(Action item): Exact copies of the records below are required.

[Web page and app entries]

_ _ _ _ _ _ _

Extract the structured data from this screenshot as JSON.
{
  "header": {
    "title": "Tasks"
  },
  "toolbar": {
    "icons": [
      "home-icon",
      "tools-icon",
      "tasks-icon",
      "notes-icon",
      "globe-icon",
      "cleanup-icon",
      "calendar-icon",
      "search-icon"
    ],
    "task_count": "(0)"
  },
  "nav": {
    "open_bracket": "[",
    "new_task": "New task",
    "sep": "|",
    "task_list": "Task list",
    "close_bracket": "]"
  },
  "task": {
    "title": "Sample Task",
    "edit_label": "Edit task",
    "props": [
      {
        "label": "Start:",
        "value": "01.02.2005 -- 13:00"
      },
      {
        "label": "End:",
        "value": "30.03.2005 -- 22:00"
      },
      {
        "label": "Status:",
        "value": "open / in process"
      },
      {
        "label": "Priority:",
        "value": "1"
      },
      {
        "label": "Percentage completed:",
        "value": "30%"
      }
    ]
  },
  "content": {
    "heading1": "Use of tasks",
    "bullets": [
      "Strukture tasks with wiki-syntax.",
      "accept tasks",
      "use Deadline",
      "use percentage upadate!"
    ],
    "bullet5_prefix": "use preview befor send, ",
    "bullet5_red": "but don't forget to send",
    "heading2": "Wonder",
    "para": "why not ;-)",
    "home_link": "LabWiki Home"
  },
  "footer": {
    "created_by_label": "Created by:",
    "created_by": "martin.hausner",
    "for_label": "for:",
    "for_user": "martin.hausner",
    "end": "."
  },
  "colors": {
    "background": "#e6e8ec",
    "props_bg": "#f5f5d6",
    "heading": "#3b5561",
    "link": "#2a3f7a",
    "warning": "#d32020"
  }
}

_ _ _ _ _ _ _

(Finished task):
Extract the structured data from this screenshot as JSON.
{
  "header": {
    "title": "Tasks"
  },
  "toolbar": {
    "icons": [
      "home-icon",
      "tools-icon",
      "tasks-icon",
      "notes-icon",
      "globe-icon",
      "cleanup-icon",
      "calendar-icon",
      "search-icon"
    ],
    "task_count": "(0)"
  },
  "nav": {
    "open_bracket": "[",
    "new_task": "New task",
    "sep": "|",
    "task_list": "Task list",
    "close_bracket": "]"
  },
  "task": {
    "title": "Sample Task",
    "edit_label": "Edit task",
    "props": [
      {
        "label": "Start:",
        "value": "01.02.2005 -- 13:00"
      },
      {
        "label": "End:",
        "value": "30.03.2005 -- 22:00"
      },
      {
        "label": "Status:",
        "value": "open / in process"
      },
      {
        "label": "Priority:",
        "value": "1"
      },
      {
        "label": "Percentage completed:",
        "value": "30%"
      }
    ]
  },
  "content": {
    "heading1": "Use of tasks",
    "bullets": [
      "Strukture tasks with wiki-syntax.",
      "accept tasks",
      "use Deadline",
      "use percentage upadate!"
    ],
    "bullet5_prefix": "use preview befor send, ",
    "bullet5_red": "but don't forget to send",
    "heading2": "Wonder",
    "para": "why not ;-)",
    "home_link": "LabWiki Home"
  },
  "footer": {
    "created_by_label": "Created by:",
    "created_by": "martin.hausner",
    "for_label": "for:",
    "for_user": "martin.hausner",
    "end": "."
  },
  "colors": {
    "background": "#e6e8ec",
    "props_bg": "#f5f5d6",
    "heading": "#3b5561",
    "link": "#2a3f7a",
    "warning": "#d32020"
  }
}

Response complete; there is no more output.